Lester, C.; Griggs, G.; Patsch, K., and Anderson, R., . Shoreline retreat in California: Taking a step back.
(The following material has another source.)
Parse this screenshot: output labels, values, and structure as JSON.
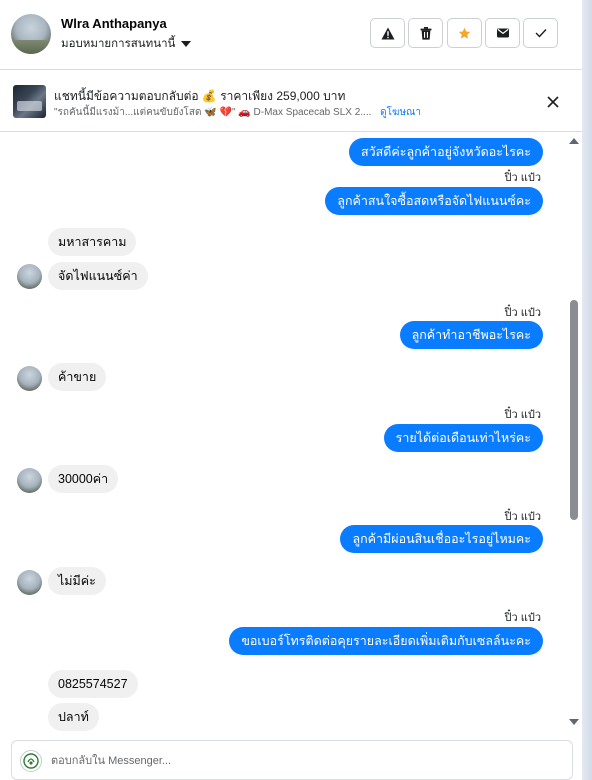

Adapting to long-term sea-level rise has emerged as perhaps the most significant coastal management challenge of the 21st century. But this challenge has become fraught with controversy in California, especially around the idea of managed retreat. This article reframes the current adversarial and highly politicized dichotomous controversy about managed retreat with an overview of California's actual experience managing coastal shoreline hazards over the last half-century. The review shows that managed retreat in California is more than an either-or fight about private beachfront residential property. The article reviews a range of cases in which development or development potential has been moved back from the shoreline. The cases stand in contrast to the overly simplified debate about managed retreat and show that retreat has been happening on California's coast for decades. The discussion identifies the complexity and multiple dimensions of shoreline adaptation over long periods and concludes with some observations in hopes of shedding light on and opening more reasonable discussion of pathways to shoreline retreat and resilient communities.